Last week, J. Cole surprised fans with the announcement of a new album due out December 9 named 2014 Forest Hills Drive after the last home he lived in as a child in his hometown of Fayetteville, North Carolina. The release will not be preceded by any singles or videos, though some lucky fans will get to hear the album early at Cole's childhood home.
In a new Complex cover story, Cole gives a tour of 2014 Forest Hills Drive and explains the significance of that home — the place where his rap career began.
"This is the first house I've ever owned in my life," he says to begin the tour. "And it just happens to be the last house I grew up in. Ya'll got to pardon the fact that the crib is empty. The goal and my intention is that some family will get to move into this place very close to rent free, and we'll give them two years. Every two years, a new family will move in. Hopefully by the time they leave, they'll be in a much better position than they were when they came."
He goes on to talk about how it felt when he moved into the home and had his own room for the first time. He takes viewers inside that room, which he recreated to resemble what it looked like when he lived in there.
"When I got my own room, I could do things like zone out to the music I wanted to hear," he explains. "I could do things like rap in front of the mirror and nobody's looking and I don't feel crazy. I could do things like sit in my own thoughts and write my raps. That's when I became more introspective. This is where I started dreaming the dream."
He reminisces about his journey into music in high school and getting to know the local group Bomm Sheltuh, who helped Cole develop his craft.
"This room gave me the audacity to go to New York City to chase this dream. I did all of that and by the grace of god made it happen and got his far. I got father to go but I did all of that just to learn the things I used to think was important, I'm learning weren't what's important. All that sh*t ya'll see on TV, all that jewelry n***as be wearing all the bottles they be poppin', that's all temporary. The love was important. The love I have for the music, the love I have for rapping, the love I had when I made my very first song, that feeling I got, that's what's important. The love that was in this house among my family, my brother, my mother, the people that really love you, that forever, authentic love is in places like this. So that's what buying this house represented for me. It was validation, it was vindication for them foreclosing this place from my mom, and it was also just a symbol for me for what's important. You can't run away from home."

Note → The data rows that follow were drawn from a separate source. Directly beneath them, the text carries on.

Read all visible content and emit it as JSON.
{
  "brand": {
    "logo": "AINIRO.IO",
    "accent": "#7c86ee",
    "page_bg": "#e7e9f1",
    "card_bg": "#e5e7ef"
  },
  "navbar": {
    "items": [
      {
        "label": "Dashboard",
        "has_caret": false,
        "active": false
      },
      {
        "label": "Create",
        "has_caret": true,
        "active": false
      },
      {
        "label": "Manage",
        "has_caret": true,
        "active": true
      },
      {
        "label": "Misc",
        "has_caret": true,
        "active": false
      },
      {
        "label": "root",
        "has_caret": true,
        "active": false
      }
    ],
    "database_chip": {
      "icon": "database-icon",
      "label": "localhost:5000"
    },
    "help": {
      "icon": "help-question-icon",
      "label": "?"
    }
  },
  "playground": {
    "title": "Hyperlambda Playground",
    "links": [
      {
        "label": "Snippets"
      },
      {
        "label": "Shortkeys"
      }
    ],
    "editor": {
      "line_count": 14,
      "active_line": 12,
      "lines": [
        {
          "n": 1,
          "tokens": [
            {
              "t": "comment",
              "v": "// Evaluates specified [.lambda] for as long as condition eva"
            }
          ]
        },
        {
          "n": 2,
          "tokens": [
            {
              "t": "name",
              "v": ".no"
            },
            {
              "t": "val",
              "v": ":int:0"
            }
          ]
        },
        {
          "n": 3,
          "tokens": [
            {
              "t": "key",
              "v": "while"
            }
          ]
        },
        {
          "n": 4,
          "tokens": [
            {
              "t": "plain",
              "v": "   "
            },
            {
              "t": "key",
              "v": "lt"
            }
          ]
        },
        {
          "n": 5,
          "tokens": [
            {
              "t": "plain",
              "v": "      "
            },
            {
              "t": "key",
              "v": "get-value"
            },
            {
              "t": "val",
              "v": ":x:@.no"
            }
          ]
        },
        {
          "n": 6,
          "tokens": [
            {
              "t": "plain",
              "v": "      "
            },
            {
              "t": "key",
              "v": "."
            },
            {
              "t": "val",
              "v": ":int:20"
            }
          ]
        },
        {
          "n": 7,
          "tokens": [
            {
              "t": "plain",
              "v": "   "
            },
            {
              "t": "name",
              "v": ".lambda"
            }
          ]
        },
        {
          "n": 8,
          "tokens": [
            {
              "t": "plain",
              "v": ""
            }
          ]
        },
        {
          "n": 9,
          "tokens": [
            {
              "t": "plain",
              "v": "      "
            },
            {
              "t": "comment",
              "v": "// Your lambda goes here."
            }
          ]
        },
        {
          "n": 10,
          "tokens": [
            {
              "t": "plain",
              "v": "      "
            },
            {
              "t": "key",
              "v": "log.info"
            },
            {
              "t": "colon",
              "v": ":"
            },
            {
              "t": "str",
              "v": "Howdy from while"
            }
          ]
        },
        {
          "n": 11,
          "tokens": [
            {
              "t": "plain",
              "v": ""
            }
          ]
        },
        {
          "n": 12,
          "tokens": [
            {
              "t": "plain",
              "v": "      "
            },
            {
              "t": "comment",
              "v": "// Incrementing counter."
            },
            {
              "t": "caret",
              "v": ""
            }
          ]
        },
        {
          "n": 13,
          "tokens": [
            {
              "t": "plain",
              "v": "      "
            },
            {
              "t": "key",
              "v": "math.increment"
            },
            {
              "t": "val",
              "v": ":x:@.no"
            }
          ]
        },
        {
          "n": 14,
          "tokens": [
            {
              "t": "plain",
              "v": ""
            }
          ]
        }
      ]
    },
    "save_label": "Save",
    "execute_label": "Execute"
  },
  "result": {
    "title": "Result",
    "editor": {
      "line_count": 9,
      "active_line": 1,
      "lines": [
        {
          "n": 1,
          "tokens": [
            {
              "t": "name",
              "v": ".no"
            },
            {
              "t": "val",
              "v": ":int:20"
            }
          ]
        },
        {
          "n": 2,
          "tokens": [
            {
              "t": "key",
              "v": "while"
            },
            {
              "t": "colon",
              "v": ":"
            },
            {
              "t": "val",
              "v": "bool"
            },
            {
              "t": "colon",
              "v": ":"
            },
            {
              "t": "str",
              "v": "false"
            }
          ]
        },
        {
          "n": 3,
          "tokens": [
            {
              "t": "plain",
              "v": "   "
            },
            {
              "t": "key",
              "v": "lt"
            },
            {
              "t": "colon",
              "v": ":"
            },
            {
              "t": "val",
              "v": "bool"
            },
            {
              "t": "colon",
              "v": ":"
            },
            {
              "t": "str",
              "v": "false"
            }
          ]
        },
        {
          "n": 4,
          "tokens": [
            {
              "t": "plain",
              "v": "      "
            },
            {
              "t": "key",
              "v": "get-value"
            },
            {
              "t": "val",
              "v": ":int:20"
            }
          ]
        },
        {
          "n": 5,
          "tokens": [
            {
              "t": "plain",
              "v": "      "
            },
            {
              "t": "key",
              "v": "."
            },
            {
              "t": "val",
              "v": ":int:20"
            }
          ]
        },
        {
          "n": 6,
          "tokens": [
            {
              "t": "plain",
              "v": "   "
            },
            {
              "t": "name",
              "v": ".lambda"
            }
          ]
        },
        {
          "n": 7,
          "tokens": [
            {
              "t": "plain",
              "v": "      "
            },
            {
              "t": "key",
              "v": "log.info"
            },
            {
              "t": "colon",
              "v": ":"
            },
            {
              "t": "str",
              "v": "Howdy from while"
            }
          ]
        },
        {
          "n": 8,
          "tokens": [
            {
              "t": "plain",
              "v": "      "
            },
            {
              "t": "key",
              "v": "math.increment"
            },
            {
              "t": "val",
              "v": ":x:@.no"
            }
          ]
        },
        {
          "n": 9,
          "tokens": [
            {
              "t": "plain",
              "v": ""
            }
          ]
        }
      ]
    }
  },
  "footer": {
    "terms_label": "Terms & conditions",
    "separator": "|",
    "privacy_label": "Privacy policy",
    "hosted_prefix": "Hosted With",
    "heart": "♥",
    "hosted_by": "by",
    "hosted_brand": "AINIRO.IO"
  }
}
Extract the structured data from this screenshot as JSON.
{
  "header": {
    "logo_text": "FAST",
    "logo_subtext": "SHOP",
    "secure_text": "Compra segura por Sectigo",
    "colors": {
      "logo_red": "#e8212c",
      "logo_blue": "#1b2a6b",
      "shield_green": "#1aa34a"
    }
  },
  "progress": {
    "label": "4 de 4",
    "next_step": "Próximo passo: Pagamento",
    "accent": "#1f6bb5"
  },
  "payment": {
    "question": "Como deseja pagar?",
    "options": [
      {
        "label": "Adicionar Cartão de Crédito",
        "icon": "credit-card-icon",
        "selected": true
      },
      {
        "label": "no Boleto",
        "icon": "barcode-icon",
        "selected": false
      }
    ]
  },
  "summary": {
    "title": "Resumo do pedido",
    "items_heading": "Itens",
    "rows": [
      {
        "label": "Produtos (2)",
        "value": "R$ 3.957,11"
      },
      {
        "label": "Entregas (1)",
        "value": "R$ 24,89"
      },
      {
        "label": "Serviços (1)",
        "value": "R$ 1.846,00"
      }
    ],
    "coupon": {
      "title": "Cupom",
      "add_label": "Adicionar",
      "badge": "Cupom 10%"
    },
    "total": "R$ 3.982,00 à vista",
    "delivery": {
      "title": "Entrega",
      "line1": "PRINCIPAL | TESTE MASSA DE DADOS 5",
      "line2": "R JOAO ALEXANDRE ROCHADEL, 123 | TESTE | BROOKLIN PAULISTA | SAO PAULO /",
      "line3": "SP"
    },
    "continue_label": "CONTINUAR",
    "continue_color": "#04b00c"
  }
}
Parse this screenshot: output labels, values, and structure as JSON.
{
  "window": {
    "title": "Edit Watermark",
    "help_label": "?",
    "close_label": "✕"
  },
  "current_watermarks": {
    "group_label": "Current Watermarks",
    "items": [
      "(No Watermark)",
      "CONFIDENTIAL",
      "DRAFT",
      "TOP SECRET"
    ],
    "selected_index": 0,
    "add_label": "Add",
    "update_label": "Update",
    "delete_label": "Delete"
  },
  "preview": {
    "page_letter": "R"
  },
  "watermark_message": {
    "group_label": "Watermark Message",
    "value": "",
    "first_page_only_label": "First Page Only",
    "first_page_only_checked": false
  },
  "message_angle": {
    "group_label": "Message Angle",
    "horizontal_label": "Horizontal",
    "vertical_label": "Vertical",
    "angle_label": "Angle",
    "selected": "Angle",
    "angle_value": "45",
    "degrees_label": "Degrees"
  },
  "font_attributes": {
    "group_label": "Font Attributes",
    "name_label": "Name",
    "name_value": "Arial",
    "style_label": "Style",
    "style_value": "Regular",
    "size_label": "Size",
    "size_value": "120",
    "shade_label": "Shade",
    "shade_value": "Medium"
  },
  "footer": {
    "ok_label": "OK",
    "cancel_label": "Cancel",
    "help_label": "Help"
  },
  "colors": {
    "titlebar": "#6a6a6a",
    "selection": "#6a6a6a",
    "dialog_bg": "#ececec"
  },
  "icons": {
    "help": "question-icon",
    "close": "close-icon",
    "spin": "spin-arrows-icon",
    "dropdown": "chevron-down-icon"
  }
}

It sounds like Cole has his priorities in line, and it's good to see him giving back to people who are struggling.
Watch the video below, and let us know what you think in the comments section!